Qigong, chi kung, or chi gung (气功 or 氣功) (pronounced “chee-gung”) is a practice of aligning breath, movement, and awareness for exercise, healing, and meditation.[1] With roots in Chinese medicine, martial arts, and philosophy, qigong is traditionally viewed as a practice to balance qi (chi) or what has been translated as “intrinsic life energy.”[2] Typically a qigong practice involves rhythmic breathing, coordinated with slow stylized repetition of fluid movement, and a calm mindful state.[3] Qigong is now practiced throughout China and worldwide, and is considered by some to be exercise, and by others to be a type of alternative medicine or meditative practice.[4] From a philosophical perspective qigong is believed to help develop human potential, allow access to higher realms of awareness, and awaken one’s “true nature.”[5]

T’ai chi ch’uan vs qigong

Main article: T’ai chi ch’uan

T’ai chi ch’uan (tàijíquán, 太极拳), or simply tai chi, is often translated as “supreme boxing” or “supreme balancing”, and is a popular system of internal (Nèijiā 內家) martial arts focused on spiritual, mental, and qi-related aspects of practice and characterized by complex stylized movements.[16][27] The Chinese character 极 , jí or chi, means “final” or “extreme”, in contrast with 氣, qì or chi, which means “life energy”. While some scholars and practitioners consider tai chi to be a type of qigong,[28] the two are more commonly distinguished as separate but closely related practices, with qigong playing an important role in training for tai chi, and with many tai chi movements performed as part of qigong practice.

Cold Weather Breathing

Recently, temperatures have dropped as the cold weather season has arrived in the northern hemisphere. There are many ways to stay warm this winter. When the mind is determined to deal with the weather change- the body will cooperate. Breathing will follow to achieve this goal. The breathing pattern is just one of many tools, but a good tool to start with. Below is a brief write up about how to stay warm with simple breathing and you can look at a piece of animation to get the idea. The text below the following URL is a descriptor of what is happening in the animation:

The animation is located here:

Reverse breathing / Daoist breathing

-abdominal/core engaged, and pulled “inward”
-back is relaxed, and expanded “out”
-perineum is gently raised (pulled up)

-abs/core are “expanded” (like traditional belly breathing)
-back is relaxed / deflated
-perineum is gently lowered (pushed out)

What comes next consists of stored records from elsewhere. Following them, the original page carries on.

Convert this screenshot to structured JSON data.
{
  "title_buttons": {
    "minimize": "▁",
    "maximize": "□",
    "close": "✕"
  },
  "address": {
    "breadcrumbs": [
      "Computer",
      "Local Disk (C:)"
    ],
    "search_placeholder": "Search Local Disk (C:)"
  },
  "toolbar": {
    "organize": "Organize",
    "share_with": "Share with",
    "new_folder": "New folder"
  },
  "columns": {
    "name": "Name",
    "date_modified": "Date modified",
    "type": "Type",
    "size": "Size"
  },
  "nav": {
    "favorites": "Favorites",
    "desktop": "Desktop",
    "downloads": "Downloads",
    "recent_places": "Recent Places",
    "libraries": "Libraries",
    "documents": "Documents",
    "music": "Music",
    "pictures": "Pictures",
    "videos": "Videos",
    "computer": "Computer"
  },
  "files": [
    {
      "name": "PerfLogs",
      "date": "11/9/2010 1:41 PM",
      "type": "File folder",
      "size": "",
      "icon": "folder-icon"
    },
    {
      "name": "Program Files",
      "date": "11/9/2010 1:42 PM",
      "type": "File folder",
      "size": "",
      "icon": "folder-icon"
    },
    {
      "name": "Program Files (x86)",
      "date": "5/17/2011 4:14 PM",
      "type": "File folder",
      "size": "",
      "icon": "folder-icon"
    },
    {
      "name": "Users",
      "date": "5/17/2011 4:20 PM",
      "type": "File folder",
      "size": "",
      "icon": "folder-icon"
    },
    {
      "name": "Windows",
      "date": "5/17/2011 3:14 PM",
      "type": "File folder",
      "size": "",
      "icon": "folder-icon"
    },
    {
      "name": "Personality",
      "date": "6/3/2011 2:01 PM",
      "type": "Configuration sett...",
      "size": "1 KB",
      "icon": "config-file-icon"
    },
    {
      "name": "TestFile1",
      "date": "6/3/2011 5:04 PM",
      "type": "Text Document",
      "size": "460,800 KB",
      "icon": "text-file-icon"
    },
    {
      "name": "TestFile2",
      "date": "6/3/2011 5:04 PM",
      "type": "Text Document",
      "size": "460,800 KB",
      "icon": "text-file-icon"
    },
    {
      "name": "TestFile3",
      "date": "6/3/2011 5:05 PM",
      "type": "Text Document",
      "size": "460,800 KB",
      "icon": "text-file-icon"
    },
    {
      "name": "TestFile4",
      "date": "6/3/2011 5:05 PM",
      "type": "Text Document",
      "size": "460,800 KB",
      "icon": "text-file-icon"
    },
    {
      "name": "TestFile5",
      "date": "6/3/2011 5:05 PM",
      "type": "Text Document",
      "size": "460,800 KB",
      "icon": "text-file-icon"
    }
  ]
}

So on the inhale, the air is compressing towards the center-line, while the back expands and fills with air. On the exhale, the base of the torso (near the navel/dan tien and below) expands like a bellows. Mentally, inhale should ‘contract’ and exhale should ‘expand.’ On the exhale, when you are expanding the base of the trunk: that is when you are sending blood-flow/chi throughout the body. Send this energy to the extremities and the surface of the skin. This creates a sort of ‘force field’ against outside influences- including cold. This is a similar breathing technique that T.C. teaches in various classes and workshops.

In general keep the inhale/exhale durations the same. When you are cold, make the exhales longer to warm up faster. Conversely, in the summer (and times of warmth), if you need to cool down more, inhale longer, and make the exhales shorter. So, roughly, in this respect: inhale = cooling, exhale = warming. Use the mind to compress (cool) the inhales, and expand (warm) the exhales. I have found success if I start ‘warming’ earlier than I need it (i.e. start the concentrated breathing BEFORE I go out into the cold.) All breathing should be slow, calm, and accurate.


I have also found this:

While it is a different technique than what I have presented above. It is included here as more evidence that [warmth-through-breath] is a finite possibility. As stated, there are many tools, and many possibilities…


None of this is meant to serve as any sort of medical advice. I am simply presenting concepts. Winter is only three weeks away, so start practicing. The key is exploration. Experiment! Find what works for you.

Have an enjoyable winter and holiday season!

Brian Weaver